Vergil Chitac, Head of the Romanian Delegation to the NATO Parliamentary Assembly, discusses Romania’s contribution and Allies’ collective efforts to limit and overcome the pandemic, NATO’s adaptation, the lessons learned and the implications of the coronavirus crisis for NATO members and partners.
4 questions with Vergil Chitac:
I. Allied efforts to provide resources and humanitarian assistance to the hardest-hit countries has been critical to help Allies and partners cope with this unprecedented crisis. Could you tell us how Romania has used NATO structures to help others and how Romania has benefitted from other Allies’ help over the course of the crisis?

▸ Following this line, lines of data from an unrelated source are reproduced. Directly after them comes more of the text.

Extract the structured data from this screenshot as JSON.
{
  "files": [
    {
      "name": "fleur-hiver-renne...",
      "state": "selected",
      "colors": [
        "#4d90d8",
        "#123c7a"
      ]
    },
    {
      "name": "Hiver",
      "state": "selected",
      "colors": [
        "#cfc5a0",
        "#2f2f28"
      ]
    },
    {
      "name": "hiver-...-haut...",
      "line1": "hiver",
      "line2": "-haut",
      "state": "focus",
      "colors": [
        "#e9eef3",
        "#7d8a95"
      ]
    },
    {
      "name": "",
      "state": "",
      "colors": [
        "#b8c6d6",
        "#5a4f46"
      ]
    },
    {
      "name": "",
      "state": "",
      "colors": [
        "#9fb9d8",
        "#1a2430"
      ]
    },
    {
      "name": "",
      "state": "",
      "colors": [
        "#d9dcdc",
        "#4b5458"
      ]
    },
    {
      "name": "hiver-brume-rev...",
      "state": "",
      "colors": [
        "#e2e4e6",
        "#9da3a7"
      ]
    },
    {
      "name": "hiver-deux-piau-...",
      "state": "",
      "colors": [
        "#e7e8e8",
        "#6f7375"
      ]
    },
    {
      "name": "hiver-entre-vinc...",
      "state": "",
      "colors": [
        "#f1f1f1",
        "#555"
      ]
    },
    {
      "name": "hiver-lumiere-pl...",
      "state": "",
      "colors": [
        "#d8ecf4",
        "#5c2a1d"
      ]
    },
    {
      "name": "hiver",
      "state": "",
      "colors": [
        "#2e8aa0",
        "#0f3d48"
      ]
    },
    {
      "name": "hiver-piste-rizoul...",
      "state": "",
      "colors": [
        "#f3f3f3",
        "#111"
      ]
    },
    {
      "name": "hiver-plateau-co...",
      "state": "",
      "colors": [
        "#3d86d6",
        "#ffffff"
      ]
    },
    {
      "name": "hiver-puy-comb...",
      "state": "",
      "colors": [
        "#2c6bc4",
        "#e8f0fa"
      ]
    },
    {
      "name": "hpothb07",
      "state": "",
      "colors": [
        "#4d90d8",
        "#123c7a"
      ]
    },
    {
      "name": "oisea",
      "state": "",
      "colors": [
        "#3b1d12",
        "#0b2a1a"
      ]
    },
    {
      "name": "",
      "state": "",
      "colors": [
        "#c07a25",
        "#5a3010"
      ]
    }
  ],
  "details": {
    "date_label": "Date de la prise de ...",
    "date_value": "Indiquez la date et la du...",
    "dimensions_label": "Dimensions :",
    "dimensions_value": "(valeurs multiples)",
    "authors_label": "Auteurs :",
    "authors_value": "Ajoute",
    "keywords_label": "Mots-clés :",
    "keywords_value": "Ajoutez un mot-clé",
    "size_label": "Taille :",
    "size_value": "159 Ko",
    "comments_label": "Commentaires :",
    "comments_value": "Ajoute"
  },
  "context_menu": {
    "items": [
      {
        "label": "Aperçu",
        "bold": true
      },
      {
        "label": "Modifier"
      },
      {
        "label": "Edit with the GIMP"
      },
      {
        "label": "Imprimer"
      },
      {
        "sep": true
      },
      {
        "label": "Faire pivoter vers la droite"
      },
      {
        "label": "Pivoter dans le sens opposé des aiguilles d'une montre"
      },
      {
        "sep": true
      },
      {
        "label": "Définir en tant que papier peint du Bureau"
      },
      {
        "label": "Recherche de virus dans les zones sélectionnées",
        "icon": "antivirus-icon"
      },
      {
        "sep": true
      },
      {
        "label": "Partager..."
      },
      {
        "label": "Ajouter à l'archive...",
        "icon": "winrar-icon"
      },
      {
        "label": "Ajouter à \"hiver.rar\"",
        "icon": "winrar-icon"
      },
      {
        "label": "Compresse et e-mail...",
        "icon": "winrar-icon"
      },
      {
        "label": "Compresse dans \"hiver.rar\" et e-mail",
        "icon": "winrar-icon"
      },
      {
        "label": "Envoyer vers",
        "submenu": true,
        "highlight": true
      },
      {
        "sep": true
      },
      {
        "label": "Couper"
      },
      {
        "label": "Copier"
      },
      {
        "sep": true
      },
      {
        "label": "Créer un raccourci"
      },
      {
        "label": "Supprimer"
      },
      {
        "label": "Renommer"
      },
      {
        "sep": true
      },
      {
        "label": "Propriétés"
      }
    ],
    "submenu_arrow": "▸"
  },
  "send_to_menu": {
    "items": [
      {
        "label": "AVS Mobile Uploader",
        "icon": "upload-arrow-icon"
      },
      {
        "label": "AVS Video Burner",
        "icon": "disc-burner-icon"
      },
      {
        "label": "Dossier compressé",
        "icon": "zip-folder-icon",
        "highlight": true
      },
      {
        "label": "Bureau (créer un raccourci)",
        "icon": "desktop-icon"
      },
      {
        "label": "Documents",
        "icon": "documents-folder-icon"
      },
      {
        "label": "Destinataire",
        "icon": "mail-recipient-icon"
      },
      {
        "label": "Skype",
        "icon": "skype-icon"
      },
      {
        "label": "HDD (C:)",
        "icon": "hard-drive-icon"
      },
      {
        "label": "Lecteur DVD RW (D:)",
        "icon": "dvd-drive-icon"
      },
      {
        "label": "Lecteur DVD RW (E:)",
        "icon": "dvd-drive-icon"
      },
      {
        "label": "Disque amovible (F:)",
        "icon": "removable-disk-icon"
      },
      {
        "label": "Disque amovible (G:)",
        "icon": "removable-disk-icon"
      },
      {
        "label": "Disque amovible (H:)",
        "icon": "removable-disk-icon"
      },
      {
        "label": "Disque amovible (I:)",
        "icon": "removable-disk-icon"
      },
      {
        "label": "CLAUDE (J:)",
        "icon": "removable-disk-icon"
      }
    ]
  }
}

Indeed, NATO has adapted from the very beginning to the extraordinary situation caused by COVID-19, ensuring that this unprecedented health crisis will not become a security crisis. The Alliance has been actively involved in supporting member states and its partners, by providing them with important tools and capabilities.
My country used the mechanisms offered by NATO in the field of strategic transport and was the first Ally to resort to the Strategic Airlift Capability (SAC) for the transport of medical equipment to Romania from South Korea.
In its turn, Romania made available to the Allies a C27 SPARTAN aircraft – which can be requested through the Euro-Atlantic Disaster Response Coordination Centre (EADRCC) within NATO – and a facility for the storage of medical supplies (subordinated to the Medical Division within the Ministry of National Defence), as part of the Allied initiative to build up a stockpile of medical supplies and equipment.
Also, Romania provided support to Italy (by sending two medical teams to Milan and Bergamo), to the USA (a medical team to Alabama), and to partner states (Republic of Moldova, and more recently, Ukraine).
II. What additional steps should NATO and Allied armed forces take to support the national and international response to the COVID-19 crisis?
Since the outbreak of this epidemic, NATO has taken effective measures to limit the spread of the virus and the risk associated with disease among military and civilian personnel, and the communities they serve. As part of the resilience building activity, the Allies worked together to strengthen inter-agency training, including in the field of health. This cooperation should be further enhanced.
What matters most is that the strength of the Alliance has not been affected by the pandemic; NATO maintains its ability to fight and respond quickly, even though some operations, missions, and actions have been reduced in intensity to avoid exposing personnel.
The Allies are currently analysing the lessons learned and the implications of this crisis for NATO, the member states and its partners, with a view to increasing resilience to such unpredictable crises. This is an ongoing process of adapting mechanisms and procedures, which, I am confident, will ensure an effective response to a possible future crisis of this type.
III. The Romanian President Klaus Iohannis has called for the relocation of some strategic industrial assets to Europe. Some European policymakers have also underlined the need to set up a strong defence of strategic companies left vulnerable to acquisition. How can Allies work together to protect strategic assets and address supply chain vulnerabilities?
The health crisis generated by the pandemic highlighted the importance of early identification of all requirements associated with resilience and the existence of adequate response measures. Energy security is an integral part of these efforts and a vital element of our resilience. The military aspects of NATO’s role in energy security is a subject of high relevance, especially if we consider the adaptation process of the Alliance. Romania, as an Eastern flank Ally, pays specific attention to the current debate on modalities of providing Allied forces with the necessary fuel supplies at all time. The extension of the NATO Pipeline System (NPS) network would likely contribute to the energy security of NATO as a whole, in terms of mobility and readiness.
Of equal importance are the measures decided upon by the NATO Defence ministers in June in order to strengthen NATO’s response to the crisis and reduce supply chain vulnerabilities. For example, the creation of stocks of medicines and medical equipment and of a NATO Joint Financial Support Fund, managed by the NATO Support and Procurement Agency, will facilitate distribution to Allies and partners with the help of military transport capabilities.
NATO-EU cooperation has also proved essential in the management of the current crisis, as it enabled the medical community to respond to high-impact events and ensure specific logistical security, including through the European rescEU mechanism.
IV. What role do parliamentarians play in this crisis? And what role can interparliamentary diplomacy, including within the NATO Parliamentary Assembly, play to mitigate this crisis and prepare for the next crisis?
The crisis generated by the Covid-19 pandemic has been seriously affecting our countries, putting to a great test the capacity of our health systems, the resilience of our economies and, not least, the patience and understanding of our citizens. An unprecedented crisis needs unprecedented measures, and the choices the authorities are making in fighting the pandemic, in an effort to resolve the health system crisis and reduce the shocks in the economy, will have a profound impact on our future. In this context, sharing knowledge and best practices is vital. It became obvious that the need for international cooperation has increased during this crisis. Allied countries should work closer together to mitigate the challenges that face us in the future, and the NATO PA is an excellent platform for exchanging national experiences and finding common solutions. In these times, parliamentarians should act as promoters of dialogue and cooperation among states, in order to get ready for any other future crisis that might occur: economic, climate, ecological, or health.